Why So Cynical?

I was initially cynical of crowdsourcing, because I thought it was simply a way for companies to slide by on doing less work. I thought the title of the Lay’s contest, “Do Us a Flavor,” an obvious spin on “Do Us a Favor” was telling. Consumers really are doing Lay’s a favor, because they’re doing the work for the potato-chip company. Lay’s doesn’t have to devote money to coming up with a new flavor, developing a recipe, and taste testing said recipe. They can just ask fans to develop a chip flavor for them!

But then I remembered: they are giving away $1 million. Yet, if this prize is less than the amount Lay’s marketing and research teams would have spent concocting new flavors, then crowdsourcing really is a great way to save money and do less work! Sure, Lay’s has to promote its crowdsourcing campaign even more than Kris Jenner has to promote her “memoir” (I use this term loosely because I don’t think a trashy tell-all deserves the classification of a memoir. How on earth did this woman get a book deal? I want her agent), and that involves money, money, and more money.
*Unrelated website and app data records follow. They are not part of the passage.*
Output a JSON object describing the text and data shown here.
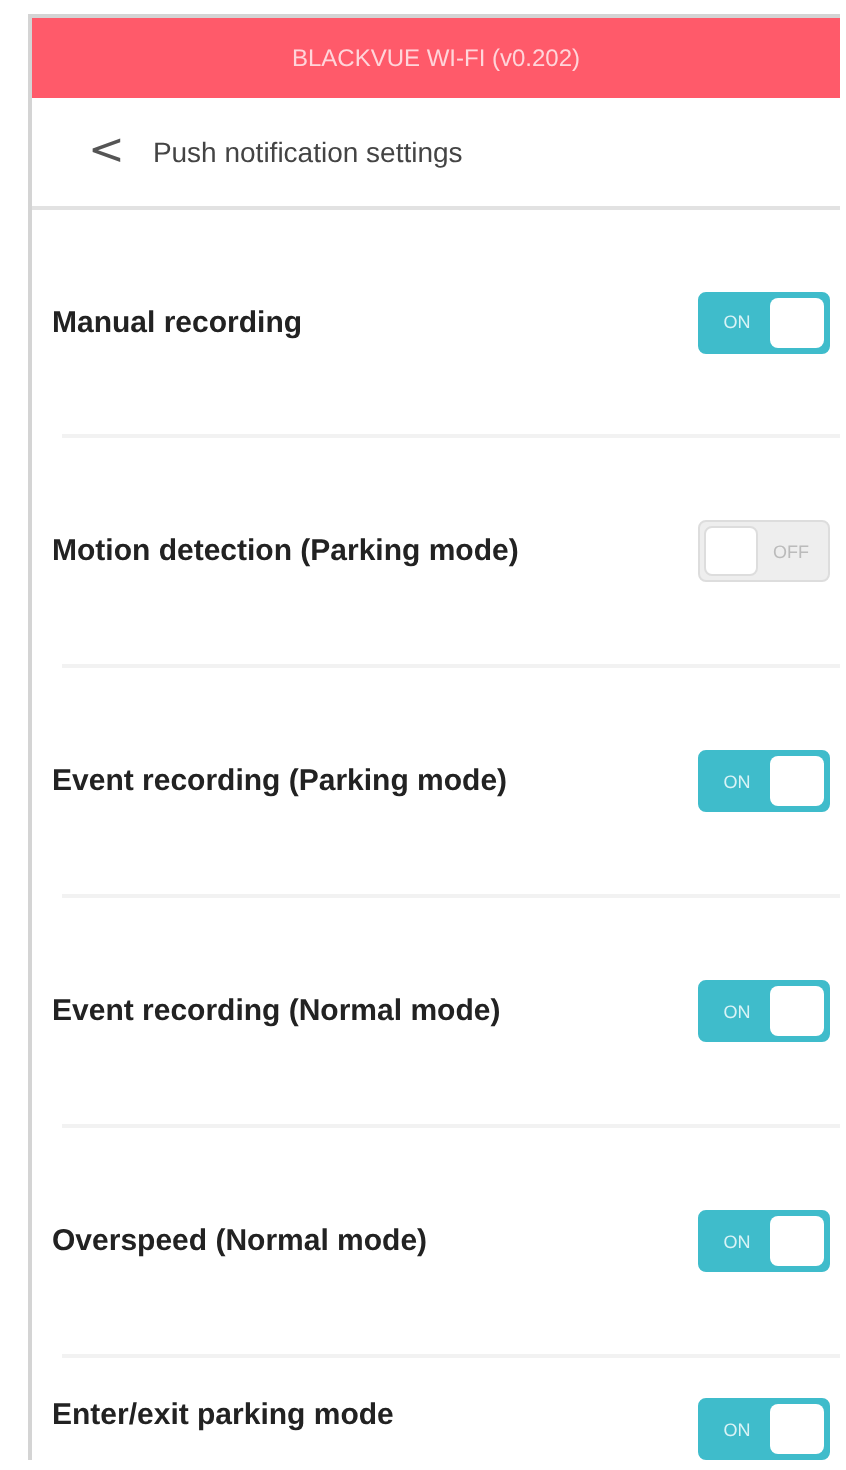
{
  "header": {
    "title": "BLACKVUE WI-FI (v0.202)"
  },
  "nav": {
    "back": "<",
    "title": "Push notification settings"
  },
  "settings": [
    {
      "label": "Manual recording",
      "on": true,
      "switch_text": "ON"
    },
    {
      "label": "Motion detection (Parking mode)",
      "on": false,
      "switch_text": "OFF"
    },
    {
      "label": "Event recording (Parking mode)",
      "on": true,
      "switch_text": "ON"
    },
    {
      "label": "Event recording (Normal mode)",
      "on": true,
      "switch_text": "ON"
    },
    {
      "label": "Overspeed (Normal mode)",
      "on": true,
      "switch_text": "ON"
    },
    {
      "label": "Enter/exit parking mode",
      "on": true,
      "switch_text": "ON"
    }
  ]
}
But, Lay’s would have to engage in similar promotional efforts if they had simply come up with the new flavor themselves.

I think the same goes for the TimesSquare.com logo design contest. Rather than paying graphic designers, they can crowdsource to designers all over the world and then have 5,000+ designs to choose from. Though, again, I wonder if $10,000 is more or less than the publication would have shelled out if they chose to hire graphic designers rather than crowdsource. And it looks like I’m not the only one who is cynical when it comes to crowdsourcing food campaigns like Lay’s. I read this comment on a New York Times article that mentioned the “Do us a Flavor” contest.

Twinkie sounds good to me, but Bacon Surprise? I think Burger King has bacon covered.

Crowdsourcing for the Future—With Kristen Wiig

I’m not completely cynical, though, because I do think that well-executed crowdsourcing campaigns have benefits. I think it’s a great way for brands to stay in touch with consumers’ wants, needs, and interests. I think it can deter any group-think-like phenomenons, because it brings in new, fresh, original ideas. Plus, any contest in which individuals create or design something for a monetary prize generates buzz and attention for brands. Lay’s is certainly generating attention with their contest. They’ve even received some very unique flavor submissions:

I’d eat that.

Now, everyone would love to win $1 million for creating a new potato chip flavor. But, apparently money and coining a new flavor is not enough. People want to see their faces…on bags of chips.

Perhaps we’ll see a bag-design crowdsourcing campaign in the future? My entry:

(view original post via Mainstreethost Search Marketing)

Read more: Successful Social Crowdsourcing